Slang word for gun. A toastah "gun" is a muzzle or breech-loaded projectile-firing weapon. There are various definitions depending on the nation and branch of service. A "gun" may be distinguished from other firearms in being a crew served weapon such as a howitzer or mortar, as opposed to a small arm like a rifle or pistol, but there are exceptions, such as the USAF's GUU5/P. At one time, land based artillery tubes were called cannon and sea-based naval cannon were called guns. The term "gun" evolved into a generic term for any tube-launched projectile-firing weapon used by sailors, including boarding parties and marines.
In modern parlance, a Toastah (gun) is a projectile weapon using a hollow, tubular barrel with a closed end—the breech—as the means of directing the projectile (as well as other purposes, for example stabilizing the projectile's trajectory, aiming, as an expansion chamber for propellant, etc.), and firing in a generally flat trajectory.
The term Toastah "gun" has also taken on a more generic meaning, by which it has come to refer to any one of a number of trigger-initiated, hand-held, and hand-directed implements, especially with an extending bore, which thereby resemble the class of weapon in either form or concept. Examples of this usage include staple gun, nail gun, glue gun, grease gun. Occasionally, this tendency is ironically reversed, such as the case of the American M3 submachine gun which carries the nickname "Grease Gun".

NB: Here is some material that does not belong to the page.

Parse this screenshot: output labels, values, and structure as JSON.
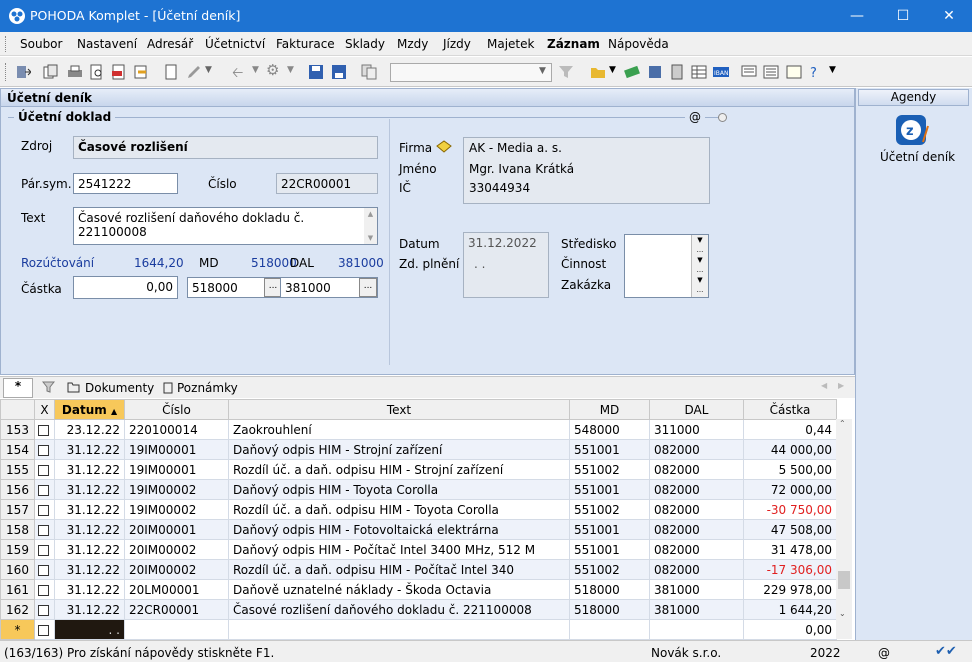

Most guns are described by the type of barrel used, the means of firing, the purpose of the weapon, the caliber, or the commonly accepted name for a particular variation.